(DATA UNDER STUDY begins)
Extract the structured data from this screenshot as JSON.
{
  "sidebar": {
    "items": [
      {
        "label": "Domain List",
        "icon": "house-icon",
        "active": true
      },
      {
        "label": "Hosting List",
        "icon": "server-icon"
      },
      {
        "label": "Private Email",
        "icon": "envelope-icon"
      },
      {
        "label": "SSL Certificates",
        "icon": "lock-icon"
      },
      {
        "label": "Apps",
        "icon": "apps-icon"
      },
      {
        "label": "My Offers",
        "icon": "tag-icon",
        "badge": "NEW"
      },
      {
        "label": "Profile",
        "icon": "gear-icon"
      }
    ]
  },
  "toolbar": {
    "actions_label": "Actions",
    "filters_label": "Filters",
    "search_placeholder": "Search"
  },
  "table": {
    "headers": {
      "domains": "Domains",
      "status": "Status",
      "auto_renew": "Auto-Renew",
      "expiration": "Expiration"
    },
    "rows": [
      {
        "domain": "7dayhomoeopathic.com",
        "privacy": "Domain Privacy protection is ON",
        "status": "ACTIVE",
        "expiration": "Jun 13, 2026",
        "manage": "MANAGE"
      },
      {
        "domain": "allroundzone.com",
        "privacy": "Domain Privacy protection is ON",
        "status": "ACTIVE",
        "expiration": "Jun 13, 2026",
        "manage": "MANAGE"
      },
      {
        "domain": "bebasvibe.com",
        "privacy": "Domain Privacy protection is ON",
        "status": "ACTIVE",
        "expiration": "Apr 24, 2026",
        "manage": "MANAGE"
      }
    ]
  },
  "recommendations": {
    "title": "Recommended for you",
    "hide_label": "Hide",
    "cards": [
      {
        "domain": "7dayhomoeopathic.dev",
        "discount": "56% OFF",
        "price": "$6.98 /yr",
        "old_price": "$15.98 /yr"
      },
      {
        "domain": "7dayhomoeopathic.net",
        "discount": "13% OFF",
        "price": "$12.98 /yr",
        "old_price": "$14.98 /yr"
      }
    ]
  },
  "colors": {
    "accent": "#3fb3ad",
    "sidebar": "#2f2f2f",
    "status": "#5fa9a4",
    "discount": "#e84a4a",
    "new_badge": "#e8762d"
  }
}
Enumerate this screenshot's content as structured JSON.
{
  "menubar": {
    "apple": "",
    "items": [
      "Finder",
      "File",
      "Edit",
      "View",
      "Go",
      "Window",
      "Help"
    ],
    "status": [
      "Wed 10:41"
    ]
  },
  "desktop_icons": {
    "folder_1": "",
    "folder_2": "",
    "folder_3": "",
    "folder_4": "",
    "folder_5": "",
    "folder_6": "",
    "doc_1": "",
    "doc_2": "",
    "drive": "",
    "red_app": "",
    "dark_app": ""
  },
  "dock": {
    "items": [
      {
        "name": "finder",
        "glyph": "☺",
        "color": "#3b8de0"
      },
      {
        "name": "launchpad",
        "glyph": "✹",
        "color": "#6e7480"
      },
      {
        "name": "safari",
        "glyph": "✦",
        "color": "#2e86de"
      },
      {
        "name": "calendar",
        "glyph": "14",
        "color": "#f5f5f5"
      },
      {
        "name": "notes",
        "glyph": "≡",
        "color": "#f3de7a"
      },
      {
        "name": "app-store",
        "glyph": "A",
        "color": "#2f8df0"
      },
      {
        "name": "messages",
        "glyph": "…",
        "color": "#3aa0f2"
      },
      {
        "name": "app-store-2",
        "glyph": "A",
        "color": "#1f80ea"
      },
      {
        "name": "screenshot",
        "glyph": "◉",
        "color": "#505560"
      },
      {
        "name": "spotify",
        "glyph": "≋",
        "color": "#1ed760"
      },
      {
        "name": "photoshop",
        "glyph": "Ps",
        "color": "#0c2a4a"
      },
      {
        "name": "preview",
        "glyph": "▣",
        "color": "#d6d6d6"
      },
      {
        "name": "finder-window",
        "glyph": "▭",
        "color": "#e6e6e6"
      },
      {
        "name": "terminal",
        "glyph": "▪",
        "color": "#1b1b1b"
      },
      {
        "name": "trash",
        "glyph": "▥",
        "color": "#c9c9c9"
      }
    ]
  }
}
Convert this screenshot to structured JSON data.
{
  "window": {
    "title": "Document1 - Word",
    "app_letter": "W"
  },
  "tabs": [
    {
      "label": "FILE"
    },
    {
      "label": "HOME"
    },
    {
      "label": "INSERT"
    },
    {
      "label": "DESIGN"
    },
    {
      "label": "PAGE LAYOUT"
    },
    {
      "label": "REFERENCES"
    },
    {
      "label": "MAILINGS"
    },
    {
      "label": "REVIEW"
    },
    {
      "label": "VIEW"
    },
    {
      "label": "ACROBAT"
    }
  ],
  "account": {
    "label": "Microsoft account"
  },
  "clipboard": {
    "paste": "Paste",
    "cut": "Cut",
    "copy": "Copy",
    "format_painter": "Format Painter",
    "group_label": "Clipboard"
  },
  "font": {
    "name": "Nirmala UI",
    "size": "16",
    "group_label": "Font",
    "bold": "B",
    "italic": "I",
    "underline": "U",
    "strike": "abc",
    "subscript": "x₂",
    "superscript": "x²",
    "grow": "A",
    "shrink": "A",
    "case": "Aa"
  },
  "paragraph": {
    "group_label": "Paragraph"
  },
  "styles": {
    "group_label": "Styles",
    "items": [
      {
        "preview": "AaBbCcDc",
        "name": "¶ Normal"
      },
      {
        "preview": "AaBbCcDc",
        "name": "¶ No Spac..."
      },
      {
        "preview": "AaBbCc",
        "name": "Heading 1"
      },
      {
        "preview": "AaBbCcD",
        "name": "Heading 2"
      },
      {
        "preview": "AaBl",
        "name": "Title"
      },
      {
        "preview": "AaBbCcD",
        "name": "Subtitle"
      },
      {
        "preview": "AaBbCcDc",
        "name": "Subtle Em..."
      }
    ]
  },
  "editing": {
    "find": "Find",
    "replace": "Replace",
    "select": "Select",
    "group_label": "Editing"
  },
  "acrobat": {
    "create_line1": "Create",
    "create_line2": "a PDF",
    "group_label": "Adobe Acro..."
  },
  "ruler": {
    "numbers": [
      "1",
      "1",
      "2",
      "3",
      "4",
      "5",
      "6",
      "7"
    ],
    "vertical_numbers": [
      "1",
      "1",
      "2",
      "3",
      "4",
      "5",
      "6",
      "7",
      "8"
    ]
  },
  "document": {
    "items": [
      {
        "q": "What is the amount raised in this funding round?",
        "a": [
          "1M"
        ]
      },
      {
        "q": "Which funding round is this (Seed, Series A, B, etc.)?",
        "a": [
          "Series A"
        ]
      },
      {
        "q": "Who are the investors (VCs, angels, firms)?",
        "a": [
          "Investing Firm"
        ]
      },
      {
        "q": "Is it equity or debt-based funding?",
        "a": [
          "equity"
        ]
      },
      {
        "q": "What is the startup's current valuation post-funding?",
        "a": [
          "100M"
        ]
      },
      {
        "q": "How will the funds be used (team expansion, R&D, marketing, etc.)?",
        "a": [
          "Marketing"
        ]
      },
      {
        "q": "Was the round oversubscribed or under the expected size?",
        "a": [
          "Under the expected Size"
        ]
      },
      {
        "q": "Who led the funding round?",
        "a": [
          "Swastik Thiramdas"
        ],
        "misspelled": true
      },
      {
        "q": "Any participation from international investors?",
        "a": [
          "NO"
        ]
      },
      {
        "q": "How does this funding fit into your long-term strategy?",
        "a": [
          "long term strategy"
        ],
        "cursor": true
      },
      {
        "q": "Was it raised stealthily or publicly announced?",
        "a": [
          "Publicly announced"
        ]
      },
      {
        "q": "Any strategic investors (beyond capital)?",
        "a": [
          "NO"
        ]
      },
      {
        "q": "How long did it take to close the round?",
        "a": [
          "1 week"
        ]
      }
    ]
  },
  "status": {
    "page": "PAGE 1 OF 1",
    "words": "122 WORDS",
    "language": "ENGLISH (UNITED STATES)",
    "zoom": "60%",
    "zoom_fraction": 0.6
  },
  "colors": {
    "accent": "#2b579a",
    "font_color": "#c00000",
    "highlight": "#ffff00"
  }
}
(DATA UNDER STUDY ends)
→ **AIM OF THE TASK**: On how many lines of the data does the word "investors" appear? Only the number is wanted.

→ **RESPONSE BOX**: 3